(Entries from a dataset of interfaces)
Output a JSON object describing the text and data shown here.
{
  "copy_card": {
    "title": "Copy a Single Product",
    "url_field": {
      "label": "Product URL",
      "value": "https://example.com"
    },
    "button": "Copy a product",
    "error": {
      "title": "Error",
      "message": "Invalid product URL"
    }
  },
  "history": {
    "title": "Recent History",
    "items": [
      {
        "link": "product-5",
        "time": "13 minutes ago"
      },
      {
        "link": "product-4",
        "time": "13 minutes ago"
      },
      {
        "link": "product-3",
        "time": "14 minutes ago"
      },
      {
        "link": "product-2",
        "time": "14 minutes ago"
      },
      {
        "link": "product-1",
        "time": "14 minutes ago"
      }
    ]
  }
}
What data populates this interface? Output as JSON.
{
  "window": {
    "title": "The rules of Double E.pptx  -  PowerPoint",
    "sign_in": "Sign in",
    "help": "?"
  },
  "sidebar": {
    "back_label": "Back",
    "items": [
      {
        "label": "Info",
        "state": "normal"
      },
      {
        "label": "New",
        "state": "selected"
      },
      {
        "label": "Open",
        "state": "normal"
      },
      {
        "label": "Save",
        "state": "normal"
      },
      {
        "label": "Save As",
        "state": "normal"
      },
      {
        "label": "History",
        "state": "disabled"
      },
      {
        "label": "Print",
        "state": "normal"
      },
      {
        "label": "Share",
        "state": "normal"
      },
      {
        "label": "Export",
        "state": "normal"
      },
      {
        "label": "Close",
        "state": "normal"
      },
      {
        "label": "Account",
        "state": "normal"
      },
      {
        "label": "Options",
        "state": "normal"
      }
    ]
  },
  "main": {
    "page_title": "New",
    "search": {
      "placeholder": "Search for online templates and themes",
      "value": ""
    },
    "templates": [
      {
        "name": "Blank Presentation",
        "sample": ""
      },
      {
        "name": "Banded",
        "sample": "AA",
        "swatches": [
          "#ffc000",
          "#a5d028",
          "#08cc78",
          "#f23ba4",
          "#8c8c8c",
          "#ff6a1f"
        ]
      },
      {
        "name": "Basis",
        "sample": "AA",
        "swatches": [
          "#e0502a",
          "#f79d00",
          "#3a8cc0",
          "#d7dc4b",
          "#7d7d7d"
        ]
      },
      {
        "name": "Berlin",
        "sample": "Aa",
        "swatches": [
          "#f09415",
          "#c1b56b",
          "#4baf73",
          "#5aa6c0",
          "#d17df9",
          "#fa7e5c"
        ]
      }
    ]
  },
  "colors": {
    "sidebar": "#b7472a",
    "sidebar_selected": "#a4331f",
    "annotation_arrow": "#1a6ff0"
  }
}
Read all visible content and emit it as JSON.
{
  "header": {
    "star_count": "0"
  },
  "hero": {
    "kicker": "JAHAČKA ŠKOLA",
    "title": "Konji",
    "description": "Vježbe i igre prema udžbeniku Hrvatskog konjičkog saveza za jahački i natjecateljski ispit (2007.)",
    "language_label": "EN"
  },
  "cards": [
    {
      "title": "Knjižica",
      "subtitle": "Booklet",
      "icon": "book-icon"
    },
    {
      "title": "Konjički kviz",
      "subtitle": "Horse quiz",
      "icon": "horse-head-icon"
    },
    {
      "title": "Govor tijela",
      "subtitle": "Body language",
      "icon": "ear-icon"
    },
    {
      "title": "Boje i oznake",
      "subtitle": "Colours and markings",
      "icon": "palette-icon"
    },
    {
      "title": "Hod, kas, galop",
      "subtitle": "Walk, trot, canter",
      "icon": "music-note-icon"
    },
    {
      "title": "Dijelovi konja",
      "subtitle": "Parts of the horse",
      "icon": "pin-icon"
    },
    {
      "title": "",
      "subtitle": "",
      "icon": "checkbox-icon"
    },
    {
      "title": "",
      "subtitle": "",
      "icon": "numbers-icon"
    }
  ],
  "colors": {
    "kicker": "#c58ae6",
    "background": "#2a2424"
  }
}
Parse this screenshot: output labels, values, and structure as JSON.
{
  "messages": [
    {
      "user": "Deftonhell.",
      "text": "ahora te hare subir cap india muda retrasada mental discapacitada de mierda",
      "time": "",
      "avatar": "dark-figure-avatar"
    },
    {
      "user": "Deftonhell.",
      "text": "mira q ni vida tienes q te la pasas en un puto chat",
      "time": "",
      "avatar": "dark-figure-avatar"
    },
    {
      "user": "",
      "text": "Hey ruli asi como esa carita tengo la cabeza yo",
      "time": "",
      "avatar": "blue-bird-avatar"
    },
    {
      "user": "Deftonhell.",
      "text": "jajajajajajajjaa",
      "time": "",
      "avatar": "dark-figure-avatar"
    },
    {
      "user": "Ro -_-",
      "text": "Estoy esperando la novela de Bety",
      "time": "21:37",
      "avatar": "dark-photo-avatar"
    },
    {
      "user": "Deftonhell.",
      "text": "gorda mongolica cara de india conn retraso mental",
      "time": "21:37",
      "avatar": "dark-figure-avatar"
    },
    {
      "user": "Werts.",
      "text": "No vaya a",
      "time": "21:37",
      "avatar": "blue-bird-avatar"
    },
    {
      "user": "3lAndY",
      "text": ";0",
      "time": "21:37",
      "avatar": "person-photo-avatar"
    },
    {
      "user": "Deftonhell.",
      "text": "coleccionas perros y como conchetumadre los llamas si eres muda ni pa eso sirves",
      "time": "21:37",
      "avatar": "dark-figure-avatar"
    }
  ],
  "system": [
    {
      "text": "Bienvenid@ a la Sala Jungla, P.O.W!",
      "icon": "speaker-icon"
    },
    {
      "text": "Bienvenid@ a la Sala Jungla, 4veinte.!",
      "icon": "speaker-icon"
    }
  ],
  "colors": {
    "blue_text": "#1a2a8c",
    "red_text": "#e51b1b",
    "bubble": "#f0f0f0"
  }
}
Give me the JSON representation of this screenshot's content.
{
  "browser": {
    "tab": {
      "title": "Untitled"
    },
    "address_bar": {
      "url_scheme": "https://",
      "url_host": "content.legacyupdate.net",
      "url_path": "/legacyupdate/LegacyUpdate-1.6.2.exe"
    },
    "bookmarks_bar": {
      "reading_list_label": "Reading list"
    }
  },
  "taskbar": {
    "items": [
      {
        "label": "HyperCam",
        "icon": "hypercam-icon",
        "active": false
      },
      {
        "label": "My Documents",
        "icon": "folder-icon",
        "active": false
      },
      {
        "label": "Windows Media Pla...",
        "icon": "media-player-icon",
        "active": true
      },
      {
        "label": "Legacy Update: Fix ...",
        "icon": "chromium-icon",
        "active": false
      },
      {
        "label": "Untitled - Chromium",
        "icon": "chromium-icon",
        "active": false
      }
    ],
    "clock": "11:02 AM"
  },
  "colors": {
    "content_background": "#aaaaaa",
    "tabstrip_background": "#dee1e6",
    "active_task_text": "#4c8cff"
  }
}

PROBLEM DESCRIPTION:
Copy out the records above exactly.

OUTPUT OF THE EXERCISE:
Output a JSON object describing the text and data shown here.
{
  "copy_card": {
    "title": "Copy a Single Product",
    "url_field": {
      "label": "Product URL",
      "value": "https://example.com"
    },
    "button": "Copy a product",
    "error": {
      "title": "Error",
      "message": "Invalid product URL"
    }
  },
  "history": {
    "title": "Recent History",
    "items": [
      {
        "link": "product-5",
        "time": "13 minutes ago"
      },
      {
        "link": "product-4",
        "time": "13 minutes ago"
      },
      {
        "link": "product-3",
        "time": "14 minutes ago"
      },
      {
        "link": "product-2",
        "time": "14 minutes ago"
      },
      {
        "link": "product-1",
        "time": "14 minutes ago"
      }
    ]
  }
}
What data populates this interface? Output as JSON.
{
  "window": {
    "title": "The rules of Double E.pptx  -  PowerPoint",
    "sign_in": "Sign in",
    "help": "?"
  },
  "sidebar": {
    "back_label": "Back",
    "items": [
      {
        "label": "Info",
        "state": "normal"
      },
      {
        "label": "New",
        "state": "selected"
      },
      {
        "label": "Open",
        "state": "normal"
      },
      {
        "label": "Save",
        "state": "normal"
      },
      {
        "label": "Save As",
        "state": "normal"
      },
      {
        "label": "History",
        "state": "disabled"
      },
      {
        "label": "Print",
        "state": "normal"
      },
      {
        "label": "Share",
        "state": "normal"
      },
      {
        "label": "Export",
        "state": "normal"
      },
      {
        "label": "Close",
        "state": "normal"
      },
      {
        "label": "Account",
        "state": "normal"
      },
      {
        "label": "Options",
        "state": "normal"
      }
    ]
  },
  "main": {
    "page_title": "New",
    "search": {
      "placeholder": "Search for online templates and themes",
      "value": ""
    },
    "templates": [
      {
        "name": "Blank Presentation",
        "sample": ""
      },
      {
        "name": "Banded",
        "sample": "AA",
        "swatches": [
          "#ffc000",
          "#a5d028",
          "#08cc78",
          "#f23ba4",
          "#8c8c8c",
          "#ff6a1f"
        ]
      },
      {
        "name": "Basis",
        "sample": "AA",
        "swatches": [
          "#e0502a",
          "#f79d00",
          "#3a8cc0",
          "#d7dc4b",
          "#7d7d7d"
        ]
      },
      {
        "name": "Berlin",
        "sample": "Aa",
        "swatches": [
          "#f09415",
          "#c1b56b",
          "#4baf73",
          "#5aa6c0",
          "#d17df9",
          "#fa7e5c"
        ]
      }
    ]
  },
  "colors": {
    "sidebar": "#b7472a",
    "sidebar_selected": "#a4331f",
    "annotation_arrow": "#1a6ff0"
  }
}
Read all visible content and emit it as JSON.
{
  "header": {
    "star_count": "0"
  },
  "hero": {
    "kicker": "JAHAČKA ŠKOLA",
    "title": "Konji",
    "description": "Vježbe i igre prema udžbeniku Hrvatskog konjičkog saveza za jahački i natjecateljski ispit (2007.)",
    "language_label": "EN"
  },
  "cards": [
    {
      "title": "Knjižica",
      "subtitle": "Booklet",
      "icon": "book-icon"
    },
    {
      "title": "Konjički kviz",
      "subtitle": "Horse quiz",
      "icon": "horse-head-icon"
    },
    {
      "title": "Govor tijela",
      "subtitle": "Body language",
      "icon": "ear-icon"
    },
    {
      "title": "Boje i oznake",
      "subtitle": "Colours and markings",
      "icon": "palette-icon"
    },
    {
      "title": "Hod, kas, galop",
      "subtitle": "Walk, trot, canter",
      "icon": "music-note-icon"
    },
    {
      "title": "Dijelovi konja",
      "subtitle": "Parts of the horse",
      "icon": "pin-icon"
    },
    {
      "title": "",
      "subtitle": "",
      "icon": "checkbox-icon"
    },
    {
      "title": "",
      "subtitle": "",
      "icon": "numbers-icon"
    }
  ],
  "colors": {
    "kicker": "#c58ae6",
    "background": "#2a2424"
  }
}
Parse this screenshot: output labels, values, and structure as JSON.
{
  "messages": [
    {
      "user": "Deftonhell.",
      "text": "ahora te hare subir cap india muda retrasada mental discapacitada de mierda",
      "time": "",
      "avatar": "dark-figure-avatar"
    },
    {
      "user": "Deftonhell.",
      "text": "mira q ni vida tienes q te la pasas en un puto chat",
      "time": "",
      "avatar": "dark-figure-avatar"
    },
    {
      "user": "",
      "text": "Hey ruli asi como esa carita tengo la cabeza yo",
      "time": "",
      "avatar": "blue-bird-avatar"
    },
    {
      "user": "Deftonhell.",
      "text": "jajajajajajajjaa",
      "time": "",
      "avatar": "dark-figure-avatar"
    },
    {
      "user": "Ro -_-",
      "text": "Estoy esperando la novela de Bety",
      "time": "21:37",
      "avatar": "dark-photo-avatar"
    },
    {
      "user": "Deftonhell.",
      "text": "gorda mongolica cara de india conn retraso mental",
      "time": "21:37",
      "avatar": "dark-figure-avatar"
    },
    {
      "user": "Werts.",
      "text": "No vaya a",
      "time": "21:37",
      "avatar": "blue-bird-avatar"
    },
    {
      "user": "3lAndY",
      "text": ";0",
      "time": "21:37",
      "avatar": "person-photo-avatar"
    },
    {
      "user": "Deftonhell.",
      "text": "coleccionas perros y como conchetumadre los llamas si eres muda ni pa eso sirves",
      "time": "21:37",
      "avatar": "dark-figure-avatar"
    }
  ],
  "system": [
    {
      "text": "Bienvenid@ a la Sala Jungla, P.O.W!",
      "icon": "speaker-icon"
    },
    {
      "text": "Bienvenid@ a la Sala Jungla, 4veinte.!",
      "icon": "speaker-icon"
    }
  ],
  "colors": {
    "blue_text": "#1a2a8c",
    "red_text": "#e51b1b",
    "bubble": "#f0f0f0"
  }
}
Give me the JSON representation of this screenshot's content.
{
  "browser": {
    "tab": {
      "title": "Untitled"
    },
    "address_bar": {
      "url_scheme": "https://",
      "url_host": "content.legacyupdate.net",
      "url_path": "/legacyupdate/LegacyUpdate-1.6.2.exe"
    },
    "bookmarks_bar": {
      "reading_list_label": "Reading list"
    }
  },
  "taskbar": {
    "items": [
      {
        "label": "HyperCam",
        "icon": "hypercam-icon",
        "active": false
      },
      {
        "label": "My Documents",
        "icon": "folder-icon",
        "active": false
      },
      {
        "label": "Windows Media Pla...",
        "icon": "media-player-icon",
        "active": true
      },
      {
        "label": "Legacy Update: Fix ...",
        "icon": "chromium-icon",
        "active": false
      },
      {
        "label": "Untitled - Chromium",
        "icon": "chromium-icon",
        "active": false
      }
    ],
    "clock": "11:02 AM"
  },
  "colors": {
    "content_background": "#aaaaaa",
    "tabstrip_background": "#dee1e6",
    "active_task_text": "#4c8cff"
  }
}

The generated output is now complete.